[[ Dataset records open ]]

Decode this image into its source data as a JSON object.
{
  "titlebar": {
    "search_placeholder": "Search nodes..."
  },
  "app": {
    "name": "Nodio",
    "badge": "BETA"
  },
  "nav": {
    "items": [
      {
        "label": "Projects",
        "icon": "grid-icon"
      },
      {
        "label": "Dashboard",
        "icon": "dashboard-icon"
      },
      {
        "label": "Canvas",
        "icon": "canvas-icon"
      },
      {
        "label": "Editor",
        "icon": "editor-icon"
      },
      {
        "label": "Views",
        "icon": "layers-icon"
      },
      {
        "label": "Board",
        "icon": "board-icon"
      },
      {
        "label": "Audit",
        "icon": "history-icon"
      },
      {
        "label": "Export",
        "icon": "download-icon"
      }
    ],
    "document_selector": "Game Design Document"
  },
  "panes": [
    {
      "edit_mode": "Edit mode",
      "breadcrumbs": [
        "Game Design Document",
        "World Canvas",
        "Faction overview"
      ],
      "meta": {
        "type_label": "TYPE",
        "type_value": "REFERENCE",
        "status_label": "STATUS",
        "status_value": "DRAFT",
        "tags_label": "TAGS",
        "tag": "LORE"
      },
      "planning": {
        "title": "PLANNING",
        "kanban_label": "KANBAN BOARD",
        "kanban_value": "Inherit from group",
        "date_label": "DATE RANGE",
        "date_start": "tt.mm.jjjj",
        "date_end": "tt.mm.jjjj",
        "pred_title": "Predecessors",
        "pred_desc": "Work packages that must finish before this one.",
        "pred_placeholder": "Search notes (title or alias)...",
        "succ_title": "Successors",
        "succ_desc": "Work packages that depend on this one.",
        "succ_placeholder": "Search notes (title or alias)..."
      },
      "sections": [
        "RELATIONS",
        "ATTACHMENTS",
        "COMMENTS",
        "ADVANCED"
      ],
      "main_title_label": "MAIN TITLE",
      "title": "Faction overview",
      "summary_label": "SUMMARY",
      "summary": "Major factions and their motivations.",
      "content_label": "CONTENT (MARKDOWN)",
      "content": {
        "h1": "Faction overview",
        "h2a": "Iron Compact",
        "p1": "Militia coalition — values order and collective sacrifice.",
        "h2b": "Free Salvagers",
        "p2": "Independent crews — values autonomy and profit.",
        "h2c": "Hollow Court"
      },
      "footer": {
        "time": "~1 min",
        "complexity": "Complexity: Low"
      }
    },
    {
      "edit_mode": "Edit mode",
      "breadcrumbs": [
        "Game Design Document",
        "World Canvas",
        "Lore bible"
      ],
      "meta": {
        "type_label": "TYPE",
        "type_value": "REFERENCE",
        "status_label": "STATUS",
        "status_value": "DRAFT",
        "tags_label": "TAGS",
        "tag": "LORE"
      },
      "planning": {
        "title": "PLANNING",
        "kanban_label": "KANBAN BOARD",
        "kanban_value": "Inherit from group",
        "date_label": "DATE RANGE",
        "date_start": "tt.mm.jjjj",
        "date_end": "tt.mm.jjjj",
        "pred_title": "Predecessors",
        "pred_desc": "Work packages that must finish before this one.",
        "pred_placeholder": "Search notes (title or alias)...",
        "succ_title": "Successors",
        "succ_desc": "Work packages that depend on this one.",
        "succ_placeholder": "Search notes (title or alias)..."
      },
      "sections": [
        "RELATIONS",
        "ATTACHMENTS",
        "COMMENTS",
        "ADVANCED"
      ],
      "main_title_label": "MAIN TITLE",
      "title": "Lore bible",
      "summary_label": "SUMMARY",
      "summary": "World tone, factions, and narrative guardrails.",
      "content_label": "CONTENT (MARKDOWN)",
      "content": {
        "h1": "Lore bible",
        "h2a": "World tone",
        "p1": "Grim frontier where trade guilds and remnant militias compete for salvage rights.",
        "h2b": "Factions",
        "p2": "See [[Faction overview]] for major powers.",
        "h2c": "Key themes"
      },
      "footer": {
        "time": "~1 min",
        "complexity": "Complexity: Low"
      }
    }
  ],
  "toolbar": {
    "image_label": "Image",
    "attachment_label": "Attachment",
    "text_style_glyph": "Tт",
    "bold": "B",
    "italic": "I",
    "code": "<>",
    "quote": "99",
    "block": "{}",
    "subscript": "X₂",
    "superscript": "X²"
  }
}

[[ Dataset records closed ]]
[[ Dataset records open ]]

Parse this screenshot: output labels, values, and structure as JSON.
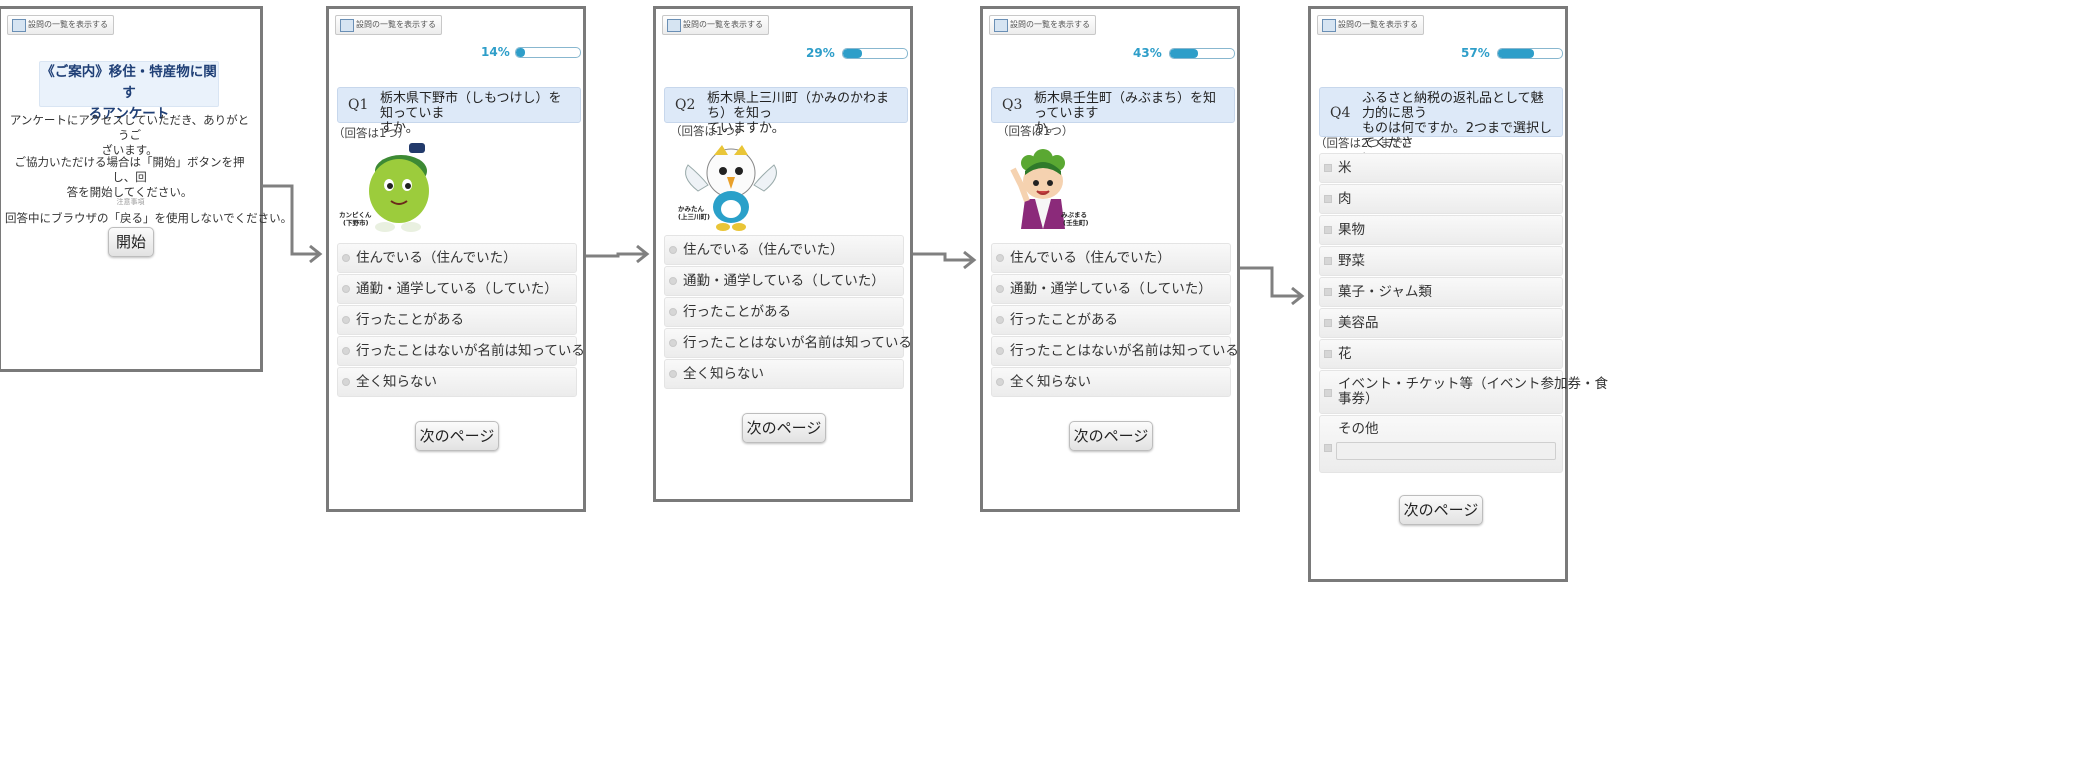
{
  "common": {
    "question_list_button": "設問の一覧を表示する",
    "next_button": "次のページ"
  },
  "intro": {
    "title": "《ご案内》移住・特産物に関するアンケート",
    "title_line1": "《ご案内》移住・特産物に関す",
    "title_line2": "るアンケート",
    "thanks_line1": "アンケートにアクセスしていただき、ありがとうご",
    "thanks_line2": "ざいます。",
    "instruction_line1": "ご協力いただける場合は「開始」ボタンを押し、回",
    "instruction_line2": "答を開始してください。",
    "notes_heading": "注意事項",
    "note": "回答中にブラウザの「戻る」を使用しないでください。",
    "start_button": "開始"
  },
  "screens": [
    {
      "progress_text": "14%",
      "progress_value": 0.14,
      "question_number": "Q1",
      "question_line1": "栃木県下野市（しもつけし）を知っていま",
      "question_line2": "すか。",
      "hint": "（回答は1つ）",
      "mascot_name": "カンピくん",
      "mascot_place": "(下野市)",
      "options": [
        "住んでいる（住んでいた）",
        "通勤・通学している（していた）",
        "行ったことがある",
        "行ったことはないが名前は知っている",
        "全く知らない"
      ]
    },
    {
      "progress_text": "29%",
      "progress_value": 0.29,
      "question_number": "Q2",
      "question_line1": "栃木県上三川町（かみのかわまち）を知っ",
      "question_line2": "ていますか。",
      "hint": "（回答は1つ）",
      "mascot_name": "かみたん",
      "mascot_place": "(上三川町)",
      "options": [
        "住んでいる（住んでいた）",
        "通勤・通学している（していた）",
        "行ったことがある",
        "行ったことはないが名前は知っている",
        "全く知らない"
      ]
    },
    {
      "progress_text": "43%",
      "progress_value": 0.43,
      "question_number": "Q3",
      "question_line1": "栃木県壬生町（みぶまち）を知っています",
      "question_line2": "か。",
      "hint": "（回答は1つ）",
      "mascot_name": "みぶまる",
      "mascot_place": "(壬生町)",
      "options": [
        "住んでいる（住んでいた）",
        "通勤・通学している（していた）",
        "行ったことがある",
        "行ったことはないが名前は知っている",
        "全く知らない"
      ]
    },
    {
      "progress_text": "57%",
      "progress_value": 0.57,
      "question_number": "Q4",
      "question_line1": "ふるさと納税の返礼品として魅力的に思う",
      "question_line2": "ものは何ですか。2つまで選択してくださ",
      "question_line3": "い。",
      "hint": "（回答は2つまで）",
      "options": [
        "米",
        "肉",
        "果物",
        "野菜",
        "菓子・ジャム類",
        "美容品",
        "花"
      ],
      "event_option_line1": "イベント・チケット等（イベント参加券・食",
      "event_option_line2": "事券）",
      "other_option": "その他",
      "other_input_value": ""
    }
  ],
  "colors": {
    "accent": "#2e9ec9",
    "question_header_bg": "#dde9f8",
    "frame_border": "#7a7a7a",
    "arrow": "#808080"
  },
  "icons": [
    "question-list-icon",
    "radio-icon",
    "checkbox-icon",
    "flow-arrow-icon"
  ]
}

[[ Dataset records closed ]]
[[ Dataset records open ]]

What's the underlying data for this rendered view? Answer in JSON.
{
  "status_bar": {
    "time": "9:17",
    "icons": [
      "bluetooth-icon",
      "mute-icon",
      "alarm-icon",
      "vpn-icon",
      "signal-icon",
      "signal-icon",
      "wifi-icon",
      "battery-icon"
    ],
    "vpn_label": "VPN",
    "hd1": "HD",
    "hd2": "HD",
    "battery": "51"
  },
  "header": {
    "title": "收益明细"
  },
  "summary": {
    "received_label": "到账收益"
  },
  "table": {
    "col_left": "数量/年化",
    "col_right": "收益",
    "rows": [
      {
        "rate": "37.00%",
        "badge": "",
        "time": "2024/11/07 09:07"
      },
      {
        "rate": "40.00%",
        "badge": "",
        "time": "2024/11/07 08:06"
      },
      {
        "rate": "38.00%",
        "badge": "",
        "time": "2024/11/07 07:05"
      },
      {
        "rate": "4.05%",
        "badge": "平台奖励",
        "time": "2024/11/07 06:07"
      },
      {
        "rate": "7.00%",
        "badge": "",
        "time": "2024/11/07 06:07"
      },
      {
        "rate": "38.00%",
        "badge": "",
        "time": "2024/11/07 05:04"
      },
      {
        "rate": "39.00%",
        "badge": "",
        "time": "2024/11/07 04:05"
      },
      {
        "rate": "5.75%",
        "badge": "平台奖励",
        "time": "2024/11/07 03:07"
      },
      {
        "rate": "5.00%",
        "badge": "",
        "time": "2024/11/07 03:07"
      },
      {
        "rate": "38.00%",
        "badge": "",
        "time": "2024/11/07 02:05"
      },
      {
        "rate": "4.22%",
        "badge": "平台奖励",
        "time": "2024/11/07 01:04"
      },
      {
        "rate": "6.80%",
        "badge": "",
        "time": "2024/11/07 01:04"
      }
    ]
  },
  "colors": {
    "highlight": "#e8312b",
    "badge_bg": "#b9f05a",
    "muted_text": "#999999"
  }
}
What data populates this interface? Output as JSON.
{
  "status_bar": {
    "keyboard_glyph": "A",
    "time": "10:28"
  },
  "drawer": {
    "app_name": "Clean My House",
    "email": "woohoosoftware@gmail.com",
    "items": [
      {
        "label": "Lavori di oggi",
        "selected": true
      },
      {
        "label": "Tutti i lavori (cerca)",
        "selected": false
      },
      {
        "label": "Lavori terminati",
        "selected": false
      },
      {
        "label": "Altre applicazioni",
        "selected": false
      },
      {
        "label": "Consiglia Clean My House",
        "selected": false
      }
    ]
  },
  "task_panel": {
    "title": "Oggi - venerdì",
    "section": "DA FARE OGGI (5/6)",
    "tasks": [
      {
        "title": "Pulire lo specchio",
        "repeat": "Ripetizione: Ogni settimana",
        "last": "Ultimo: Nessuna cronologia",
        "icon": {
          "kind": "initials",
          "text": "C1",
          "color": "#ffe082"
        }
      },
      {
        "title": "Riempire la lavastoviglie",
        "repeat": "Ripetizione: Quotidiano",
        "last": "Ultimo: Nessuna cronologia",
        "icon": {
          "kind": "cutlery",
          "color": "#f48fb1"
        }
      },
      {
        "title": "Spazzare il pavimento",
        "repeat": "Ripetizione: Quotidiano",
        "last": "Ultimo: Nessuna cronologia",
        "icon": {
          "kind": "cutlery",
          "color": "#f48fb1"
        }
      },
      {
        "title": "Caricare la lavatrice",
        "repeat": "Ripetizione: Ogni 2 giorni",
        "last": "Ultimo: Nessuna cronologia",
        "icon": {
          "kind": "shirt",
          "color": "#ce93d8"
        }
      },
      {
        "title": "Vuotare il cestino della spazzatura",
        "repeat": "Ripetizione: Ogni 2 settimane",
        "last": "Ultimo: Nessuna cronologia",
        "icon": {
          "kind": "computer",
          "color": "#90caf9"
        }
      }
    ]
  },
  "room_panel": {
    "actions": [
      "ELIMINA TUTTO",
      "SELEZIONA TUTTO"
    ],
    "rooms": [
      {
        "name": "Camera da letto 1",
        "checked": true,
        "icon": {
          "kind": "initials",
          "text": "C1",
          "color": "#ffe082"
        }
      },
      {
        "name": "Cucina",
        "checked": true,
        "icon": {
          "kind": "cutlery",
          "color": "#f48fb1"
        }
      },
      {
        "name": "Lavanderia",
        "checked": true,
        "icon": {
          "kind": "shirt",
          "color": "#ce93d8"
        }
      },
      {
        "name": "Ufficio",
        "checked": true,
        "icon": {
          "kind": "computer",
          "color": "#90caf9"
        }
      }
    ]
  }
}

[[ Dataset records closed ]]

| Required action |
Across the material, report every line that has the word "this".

| Answer to the problem |
Decode this image into its source data as a JSON object.
        "pred_desc": "Work packages that must finish before this one.",
        "succ_desc": "Work packages that depend on this one.",
        "pred_desc": "Work packages that must finish before this one.",
        "succ_desc": "Work packages that depend on this one.",
Parse this screenshot: output labels, values, and structure as JSON.
What's the underlying data for this rendered view? Answer in JSON.
What data populates this interface? Output as JSON.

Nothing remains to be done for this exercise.